One of the most consistent factors resulting in change management success is the role of the leader. A leader’s ability to inspire members of an organization to adopt change is critical. If a leader expresses doubts or demonstrates a lack of acceptance, team member resistance is almost always the result. It is crucial for a leader to first embrace the change, provide a compelling vision, and demonstrate his or her commitment to the change effort. Listed below are five considerations to help leaders personally commit to change:
- Manage Personal Reactions. Once a “change announcement” is made, it is important for each leader to evaluate how the change impacts them personally. They must determine whether or not they agree with the change and why it is being implemented. A leader may then assess how team members throughout the organization will view his or her reaction. To ensure success, it is crucial for leaders to face and manage their own doubts first. They are then equipped to concentrate on the transition issues of others.
- Understand and Commit to the Case for Change. Leaders are expected to understand, commit to, and convincingly communicate the business case for change. It may be difficult for leaders to communicate confidently to their team members if they were not directly involved in making key decisions surrounding the change. Leaders must seek out others who can help further illustrate the core messages of the organization. They can then fill in any gaps for their direct reports. To ensure credibility, it is essential that leaders explain the strategic drivers and rationale in their own words and how the change impacts their team.
- Clarify Role Requirements. Often when change implementation is rapid, implications on roles are not fully known at the outset. Leaders must understand the implications of the change to their role. They must identify what competencies will be critical to their success and how they will be measured under the new strategy.
- Establish a Personal Learning Plan to Close Gaps. When major change initiatives take place, there is usually a tremendous amount of learning required on the part of all leaders. This may include learning new strategies, customers, processes, or leadership responsibilities. A leader needs to design a personal learning plan and identify the resources available to close any gaps.
- Align Expectations with Manager. Once a leader has identified the implications of the change to their role and has established a personalized learning plan to close any gaps, it is essential for expectations to be aligned with his/her manager. The leader and manager should be on the same page concerning the change initiative, performance standards, personal learning needs, and the team’s transition plan.

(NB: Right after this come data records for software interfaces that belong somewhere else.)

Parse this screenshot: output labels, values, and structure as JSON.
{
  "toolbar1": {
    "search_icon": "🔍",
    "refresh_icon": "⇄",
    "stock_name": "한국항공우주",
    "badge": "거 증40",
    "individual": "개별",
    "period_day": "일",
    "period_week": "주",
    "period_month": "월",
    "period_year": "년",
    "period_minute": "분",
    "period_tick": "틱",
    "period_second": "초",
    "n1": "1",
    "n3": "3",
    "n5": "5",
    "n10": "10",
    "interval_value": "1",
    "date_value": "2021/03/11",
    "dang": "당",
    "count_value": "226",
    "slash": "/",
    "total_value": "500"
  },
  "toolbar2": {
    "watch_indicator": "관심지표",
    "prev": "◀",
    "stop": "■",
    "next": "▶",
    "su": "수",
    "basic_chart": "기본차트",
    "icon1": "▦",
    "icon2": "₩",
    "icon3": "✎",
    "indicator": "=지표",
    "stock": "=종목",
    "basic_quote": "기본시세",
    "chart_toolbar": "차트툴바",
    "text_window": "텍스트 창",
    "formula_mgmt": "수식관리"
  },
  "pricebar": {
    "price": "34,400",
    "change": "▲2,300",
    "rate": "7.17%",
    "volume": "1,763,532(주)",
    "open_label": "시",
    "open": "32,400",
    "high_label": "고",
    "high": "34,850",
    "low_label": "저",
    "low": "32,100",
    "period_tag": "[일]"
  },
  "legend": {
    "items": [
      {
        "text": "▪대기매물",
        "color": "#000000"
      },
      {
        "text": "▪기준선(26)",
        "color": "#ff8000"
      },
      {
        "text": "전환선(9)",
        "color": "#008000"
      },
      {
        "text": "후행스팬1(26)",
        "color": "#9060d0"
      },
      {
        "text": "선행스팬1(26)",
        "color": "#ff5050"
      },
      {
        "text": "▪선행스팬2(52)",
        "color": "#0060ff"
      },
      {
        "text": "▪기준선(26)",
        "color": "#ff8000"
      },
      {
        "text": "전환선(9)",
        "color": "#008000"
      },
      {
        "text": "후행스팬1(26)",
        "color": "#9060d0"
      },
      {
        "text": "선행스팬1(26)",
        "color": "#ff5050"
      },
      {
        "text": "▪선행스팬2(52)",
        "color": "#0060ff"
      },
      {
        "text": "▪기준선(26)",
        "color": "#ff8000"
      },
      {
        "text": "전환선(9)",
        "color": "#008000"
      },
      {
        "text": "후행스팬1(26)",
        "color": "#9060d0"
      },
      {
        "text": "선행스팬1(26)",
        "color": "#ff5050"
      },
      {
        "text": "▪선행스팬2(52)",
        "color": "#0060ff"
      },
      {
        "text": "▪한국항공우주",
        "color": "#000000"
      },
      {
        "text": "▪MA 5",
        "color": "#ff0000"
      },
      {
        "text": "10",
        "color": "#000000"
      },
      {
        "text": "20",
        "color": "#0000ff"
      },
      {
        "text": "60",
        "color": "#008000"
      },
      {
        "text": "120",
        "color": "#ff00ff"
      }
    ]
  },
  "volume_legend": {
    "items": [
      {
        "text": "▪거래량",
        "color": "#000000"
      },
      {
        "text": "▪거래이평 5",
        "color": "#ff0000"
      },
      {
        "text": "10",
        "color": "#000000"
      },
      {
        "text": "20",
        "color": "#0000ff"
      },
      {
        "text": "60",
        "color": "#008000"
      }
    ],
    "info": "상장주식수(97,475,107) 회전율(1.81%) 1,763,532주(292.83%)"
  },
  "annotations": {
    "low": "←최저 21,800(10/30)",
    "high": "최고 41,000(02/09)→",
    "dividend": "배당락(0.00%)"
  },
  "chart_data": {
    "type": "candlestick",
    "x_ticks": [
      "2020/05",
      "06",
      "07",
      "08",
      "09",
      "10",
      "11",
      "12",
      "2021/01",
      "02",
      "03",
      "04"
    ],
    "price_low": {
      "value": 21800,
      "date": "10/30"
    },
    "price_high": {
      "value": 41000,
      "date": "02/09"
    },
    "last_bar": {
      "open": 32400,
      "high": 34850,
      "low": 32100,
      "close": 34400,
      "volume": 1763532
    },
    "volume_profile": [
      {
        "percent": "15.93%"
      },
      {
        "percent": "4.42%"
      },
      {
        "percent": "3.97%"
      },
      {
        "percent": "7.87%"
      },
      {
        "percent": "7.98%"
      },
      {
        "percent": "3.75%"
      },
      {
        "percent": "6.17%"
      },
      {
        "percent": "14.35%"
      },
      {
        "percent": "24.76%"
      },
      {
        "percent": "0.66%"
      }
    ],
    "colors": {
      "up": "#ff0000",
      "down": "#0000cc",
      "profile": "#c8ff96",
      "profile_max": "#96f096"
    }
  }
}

The five considerations described above are key issues each leader must personally address once a strategic change announcement is made. The adoption of change starts with the individual. A leader must personally commit to the change before addressing the issues of others. Failure to understand and overcome an individual’s “me” issues impedes the ability to support team members through the process and ultimately achieve success.